Business group stimulates regional growth
By RAY SCHERER
WATHENA, Kan. — Developing businesses in Doniphan County and elsewhere in Kansas are banding together under a common umbrella of entrepreneurialdreams. The common denominator is Northeast Kansas Enterprise Facilitation, a business-coaching organization that quietly serves economic pursuits in Atchison, Brown, Doniphan, Jackson and Nemaha counties.
The group, begun in 2003, relies on the best minds of 64 members of a community resource board. Teresa McAnerney has been NEKEF’s facilitator for seven years.
“I feel like the unifier for the five counties,” she said of her role. “Our organization’s pretty well known.”
A quarterly meeting allows the directors to flesh out what’s worked, and what hasn’t, toward promoting new business. Resources dispensed include easing access to grant and loan applications.
“A g r it ou r i s m is big right now” in Kansas, McAnerney said. That initiative is conveying the handiness of free liability insurance that helps allay any concerns for farm-based operations.

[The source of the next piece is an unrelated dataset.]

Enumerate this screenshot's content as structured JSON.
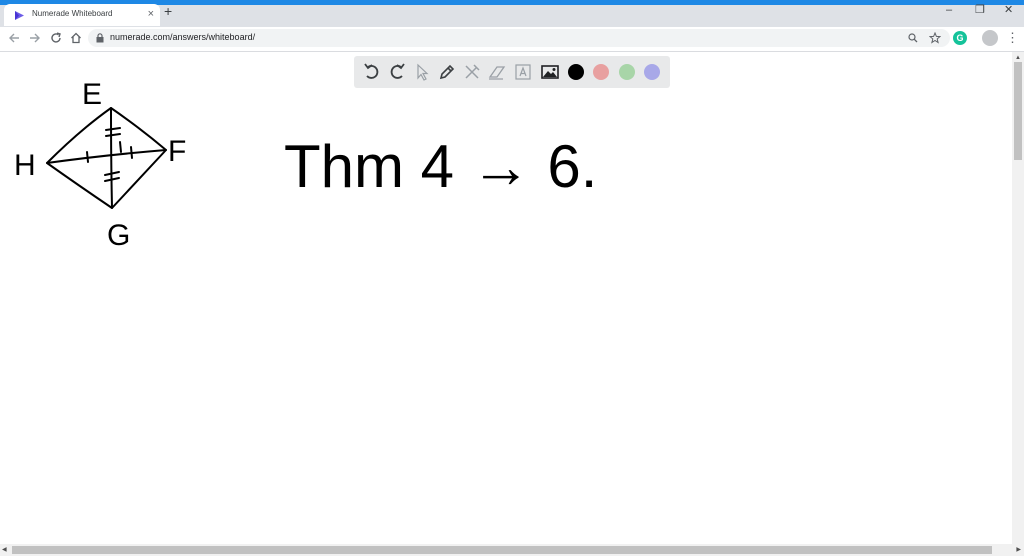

Altruism and credence in a grass-roots philosophy are prime motivators for the organization, she added, with the success of community contributions fostering new projects.
“You have to believe in the goodness of people,” McAnerney said. “It’s like an old-fashioned barn raising.”
The program even includes a youth component: the Northeast Kansas Entrepreneurship Academy, scheduled for June 19 to 22 at Highland Community College.
“That’s another way we’re unifying the region,”she said. Jessica Studer, a State Farm Insurance agent in Wathena, is among devotees of the approach. Shehelped transform the building where her office is located, a site that once housed a hatchery.
“We did a complete gut and a partial teardown,” Studer said. It took a year to finish the job.
Nearby businesses have become excited about the remodel, coaxing them into their own endeavors.
“I feel like the pride of the community is important,” she said. “I do think that when people see you’re investing, it does help them look at themselves.”
The coaching for Janie Newton, owner of The Flower Peddler, began in October. Those services included creation of a business plan, preparation of an income forecast and work with a loan office. The shop opened Jan. 9, with a grand opening set for Tuesday, March 14.
Rani Force, co-owner of Marie Antoinette’s Gluten-Free Bake Shoppe, opened up for business in 2013. Like Newton, she credits McAnerney for funneling resources her way.
Since its inception, the group has served 1,161 clients. Currently there are 68 active clients. A total of 161 businesses and 540 jobs have been created through the network of resources.
Ray Scherer can be reached at email@example.com. Follow him on Twitter: @SJNPScherer.
Space that once served as a hatchery in downtown Wathena, Kansas, left, has been transformed into office space for an insurance agency, above. Several other businesses in the city also recently have undergone a repurposing.
Ray Scherer News-Press Now